There were concerns from witnesses that unless there were a standardised format and syllabus for teacher training, Welsh Government objectives may be difficult to achieve.
NUT Cymru said that one of the most powerful training tools for teachers is to simply watch and learn from each other (peer observation). The Committee also recommended a review of the use of INSET days.
3. Reduce teacher workloads and monitor why teachers leave the profession
The teacher survey highlighted that 78% of teachers say the workload was the biggest restriction to taking up extra training, closely followed by the cost of supply teachers (62%) and a lack of awareness of training opportunities (41%).
The Education Secretary has announced a School Business Managers pilot with the aim of removing administrative bureaucracy and paperwork from teachers’ and headteachers’ in-boxes.
Despite this, one survey said as many as 33.6% of teachers in Wales were considering leaving the profession in the next three years, with the workload and “numerous systems of accountability” blamed for causing stress.
4. Review teacher recruitment, particularly in areas of shortages
Since 2005-06, the number of secondary school teacher trainees has fallen by 38%, while ITE centres have failed to meet their intake targets for the last three academic years; the situation was described by NUT Cymru as a “concealed crisis”.
Some subjects are experiencing teacher shortages, with science, maths and Welsh, while rural areas in general experience greater shortages than urban areas.
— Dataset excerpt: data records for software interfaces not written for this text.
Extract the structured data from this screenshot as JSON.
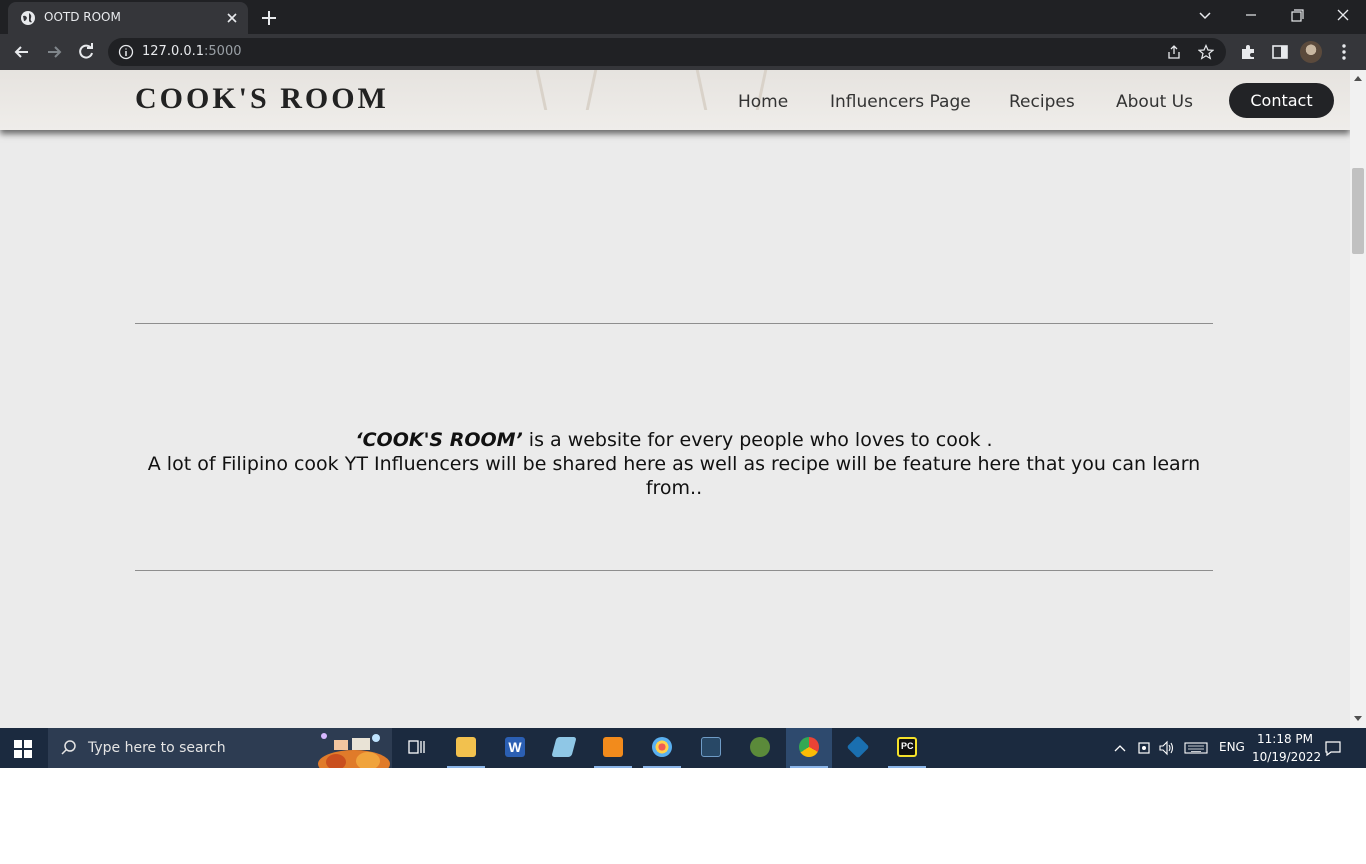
{
  "browser": {
    "tab_title": "OOTD ROOM",
    "url_host": "127.0.0.1",
    "url_port": ":5000"
  },
  "site": {
    "logo": "COOK'S ROOM",
    "nav": {
      "home": "Home",
      "influencers": "Influencers Page",
      "recipes": "Recipes",
      "about": "About Us",
      "contact": "Contact"
    },
    "intro": {
      "brand": "‘COOK'S ROOM’",
      "line1_rest": " is a website for every people who loves to cook .",
      "line2": "A lot of Filipino cook YT Influencers will be shared here as well as recipe will be feature here that you can learn from.."
    }
  },
  "taskbar": {
    "search_placeholder": "Type here to search",
    "language": "ENG",
    "time": "11:18 PM",
    "date": "10/19/2022",
    "apps": [
      "task-view",
      "file-explorer",
      "word",
      "notepad",
      "sublime-text",
      "paint",
      "mysql-workbench",
      "git-gui",
      "chrome",
      "virtualbox",
      "pycharm"
    ]
  },
  "colors": {
    "page_bg": "#ebebeb",
    "contact_button": "#222326",
    "browser_dark": "#202124",
    "taskbar": "#1b2a3f"
  }
}
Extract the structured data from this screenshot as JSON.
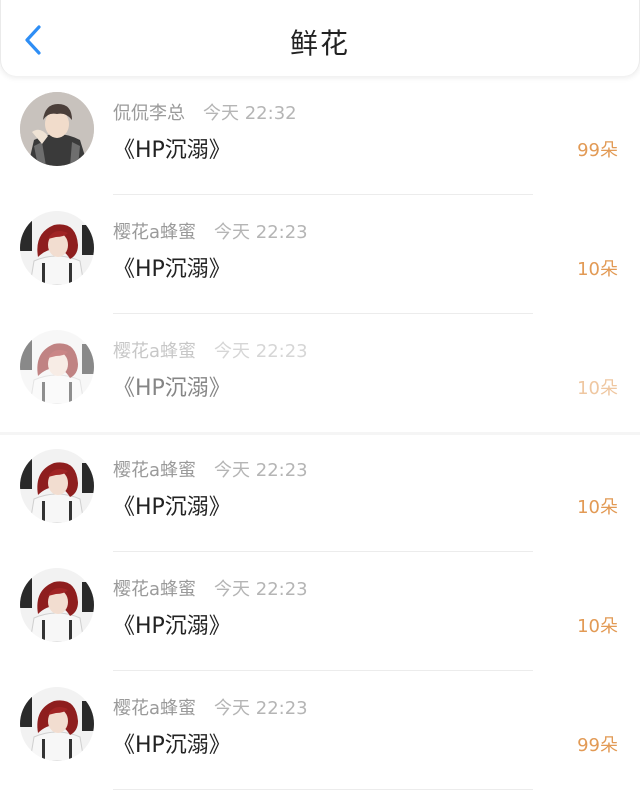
{
  "header": {
    "title": "鲜花",
    "back_icon": "chevron-left-icon",
    "accent": "#2e8ef5"
  },
  "items": [
    {
      "name": "侃侃李总",
      "time": "今天 22:32",
      "book": "《HP沉溺》",
      "count": "99朵",
      "avatar": "boy-portrait-plaid"
    },
    {
      "name": "樱花a蜂蜜",
      "time": "今天 22:23",
      "book": "《HP沉溺》",
      "count": "10朵",
      "avatar": "boy-portrait-red"
    },
    {
      "name": "樱花a蜂蜜",
      "time": "今天 22:23",
      "book": "《HP沉溺》",
      "count": "10朵",
      "avatar": "boy-portrait-red"
    },
    {
      "name": "樱花a蜂蜜",
      "time": "今天 22:23",
      "book": "《HP沉溺》",
      "count": "10朵",
      "avatar": "boy-portrait-red"
    },
    {
      "name": "樱花a蜂蜜",
      "time": "今天 22:23",
      "book": "《HP沉溺》",
      "count": "10朵",
      "avatar": "boy-portrait-red"
    },
    {
      "name": "樱花a蜂蜜",
      "time": "今天 22:23",
      "book": "《HP沉溺》",
      "count": "99朵",
      "avatar": "boy-portrait-red"
    }
  ],
  "colors": {
    "count": "#e29a55",
    "name": "#9a9a9a",
    "time": "#b5b5b5",
    "book": "#222222"
  }
}
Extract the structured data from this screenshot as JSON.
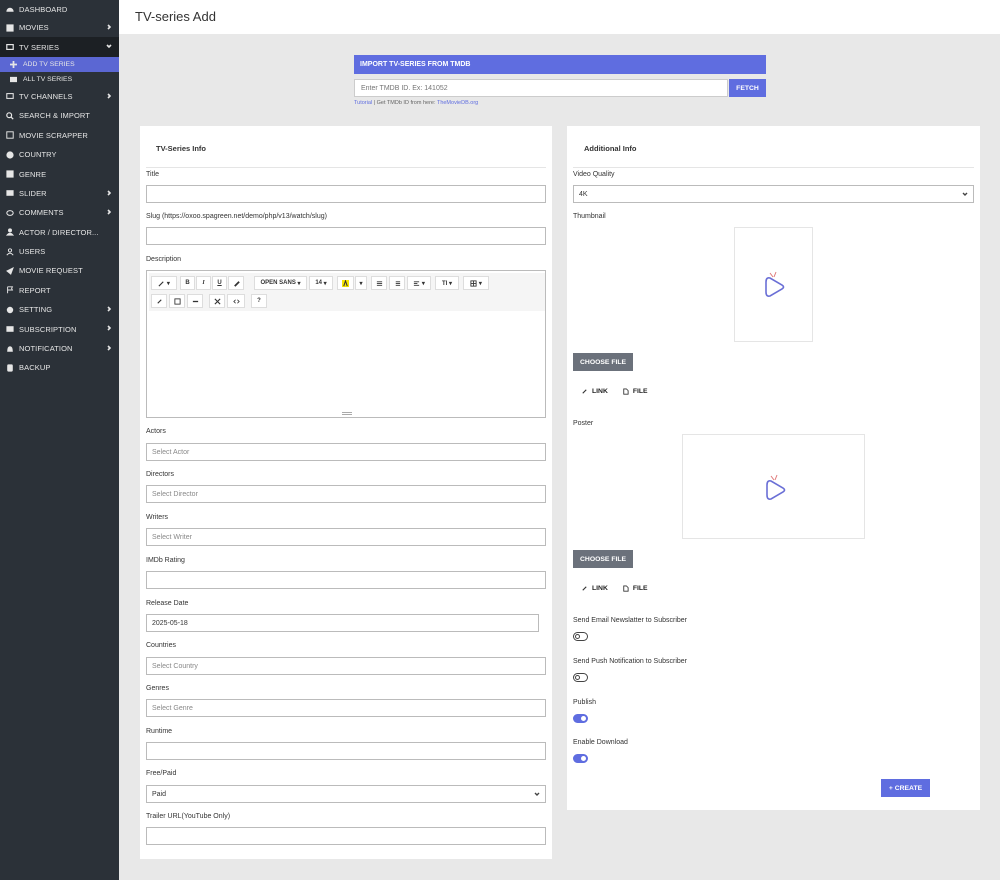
{
  "sidebar": {
    "items": [
      {
        "label": "DASHBOARD",
        "icon": "dashboard-icon"
      },
      {
        "label": "MOVIES",
        "icon": "film-icon"
      },
      {
        "label": "TV SERIES",
        "icon": "tv-series-icon"
      },
      {
        "label": "TV CHANNELS",
        "icon": "tv-icon"
      },
      {
        "label": "SEARCH & IMPORT",
        "icon": "search-icon"
      },
      {
        "label": "MOVIE SCRAPPER",
        "icon": "scrapper-icon"
      },
      {
        "label": "COUNTRY",
        "icon": "globe-icon"
      },
      {
        "label": "GENRE",
        "icon": "genre-icon"
      },
      {
        "label": "SLIDER",
        "icon": "slider-icon"
      },
      {
        "label": "COMMENTS",
        "icon": "comment-icon"
      },
      {
        "label": "ACTOR / DIRECTOR...",
        "icon": "user-icon"
      },
      {
        "label": "USERS",
        "icon": "users-icon"
      },
      {
        "label": "MOVIE REQUEST",
        "icon": "send-icon"
      },
      {
        "label": "REPORT",
        "icon": "flag-icon"
      },
      {
        "label": "SETTING",
        "icon": "gear-icon"
      },
      {
        "label": "SUBSCRIPTION",
        "icon": "subscription-icon"
      },
      {
        "label": "NOTIFICATION",
        "icon": "bell-icon"
      },
      {
        "label": "BACKUP",
        "icon": "database-icon"
      }
    ],
    "sub_items": [
      {
        "label": "ADD TV SERIES",
        "icon": "plus-icon"
      },
      {
        "label": "ALL TV SERIES",
        "icon": "list-icon"
      }
    ]
  },
  "page_title": "TV-series Add",
  "import": {
    "title": "IMPORT TV-SERIES FROM TMDB",
    "placeholder": "Enter TMDB ID. Ex: 141052",
    "fetch_label": "FETCH",
    "tutorial_link": "Tutorial",
    "note_text": " | Get TMDb ID from here: ",
    "site_link": "TheMovieDB.org"
  },
  "left": {
    "title": "TV-Series Info",
    "title_label": "Title",
    "slug_label": "Slug (https://oxoo.spagreen.net/demo/php/v13/watch/slug)",
    "description_label": "Description",
    "editor": {
      "font_name": "OPEN SANS",
      "font_size": "14",
      "bold": "B",
      "italic": "I",
      "underline": "U",
      "help": "?"
    },
    "actors_label": "Actors",
    "actors_placeholder": "Select Actor",
    "directors_label": "Directors",
    "directors_placeholder": "Select Director",
    "writers_label": "Writers",
    "writers_placeholder": "Select Writer",
    "imdb_label": "IMDb Rating",
    "release_label": "Release Date",
    "release_value": "2025-05-18",
    "countries_label": "Countries",
    "countries_placeholder": "Select Country",
    "genres_label": "Genres",
    "genres_placeholder": "Select Genre",
    "runtime_label": "Runtime",
    "free_paid_label": "Free/Paid",
    "free_paid_value": "Paid",
    "trailer_label": "Trailer URL(YouTube Only)"
  },
  "right": {
    "title": "Additional Info",
    "video_quality_label": "Video Quality",
    "video_quality_value": "4K",
    "thumbnail_label": "Thumbnail",
    "choose_file": "CHOOSE FILE",
    "link_tab": "LINK",
    "file_tab": "FILE",
    "poster_label": "Poster",
    "newsletter_label": "Send Email Newslatter to Subscriber",
    "push_label": "Send Push Notification to Subscriber",
    "publish_label": "Publish",
    "download_label": "Enable Download",
    "create_label": "+ CREATE"
  },
  "colors": {
    "accent": "#5f6de0",
    "sidebar_bg": "#2b3138",
    "active_item": "#5b67d3"
  }
}
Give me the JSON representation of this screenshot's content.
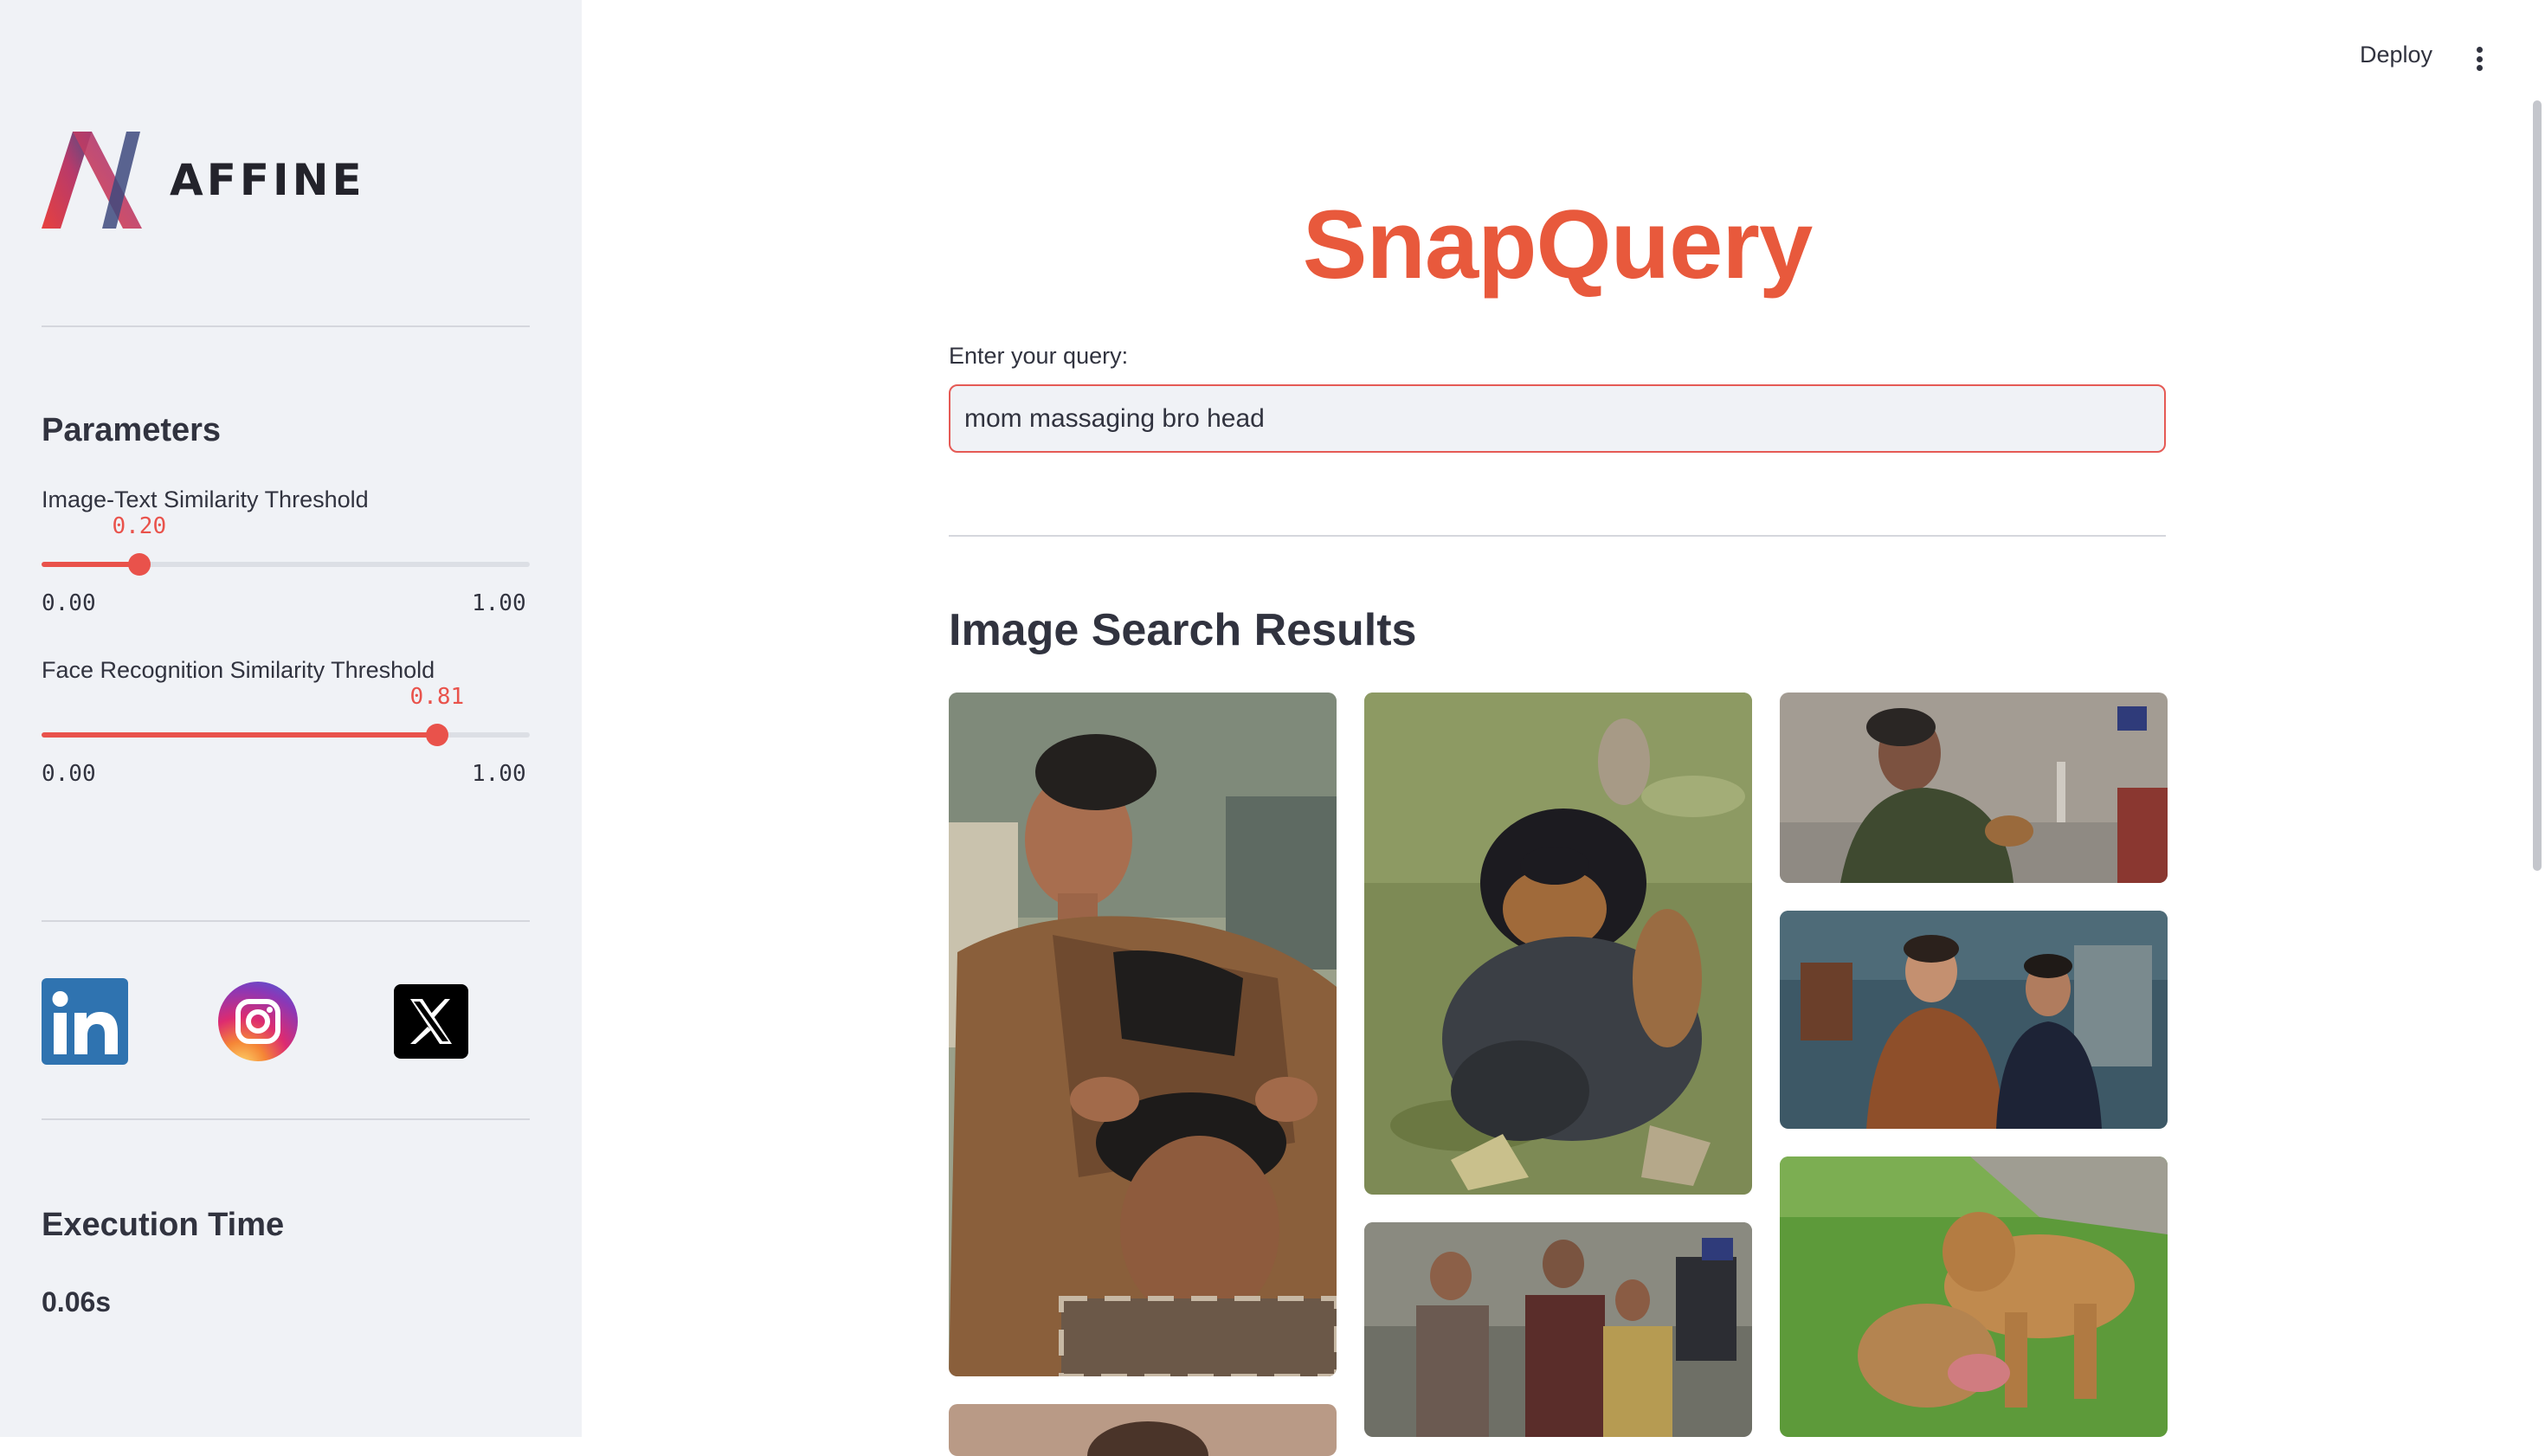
{
  "sidebar": {
    "brand": "AFFINE",
    "parameters_heading": "Parameters",
    "sliders": [
      {
        "label": "Image-Text Similarity Threshold",
        "value": 0.2,
        "value_text": "0.20",
        "min_text": "0.00",
        "max_text": "1.00"
      },
      {
        "label": "Face Recognition Similarity Threshold",
        "value": 0.81,
        "value_text": "0.81",
        "min_text": "0.00",
        "max_text": "1.00"
      }
    ],
    "social": [
      {
        "name": "LinkedIn",
        "glyph": "in"
      },
      {
        "name": "Instagram"
      },
      {
        "name": "X"
      }
    ],
    "execution_heading": "Execution Time",
    "execution_value": "0.06s"
  },
  "topbar": {
    "deploy_label": "Deploy"
  },
  "main": {
    "title": "SnapQuery",
    "query_label": "Enter your query:",
    "query_value": "mom massaging bro head",
    "results_heading": "Image Search Results"
  },
  "colors": {
    "accent": "#e9524b",
    "title": "#e8593c",
    "sidebar_bg": "#f0f2f6",
    "text": "#31333f"
  }
}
The Committee also believes there’s a shortage of ethnic minority teachers.
There were mixed views on the use of financial incentives such as bursaries and golden handshakes to recruit teachers, with a belief that improving the general working conditions of the profession was more important than attracting specialist candidates.
5. Beef up the Education Workforce Council
While there was broad support for the development of new professional standards – developed by Wolverhampton University’s Prof. Mick Waters – teaching unions have decried them as too complicated and difficult to implement in the required timescales. The new standards are due to become mandatory by September 2018.
The Education Workforce Council – the regulator for people working in education in Wales – said it felt it didn’t “have the tools for its job” as they didn’t regulate professional standards themselves; equivalent bodies around the UK do have this responsibility.
The Education Secretary, Kirsty Williams (Lib Dem, Brecon & Radnor), believes the EWC needs to prove themselves before being handed extra responsibilities.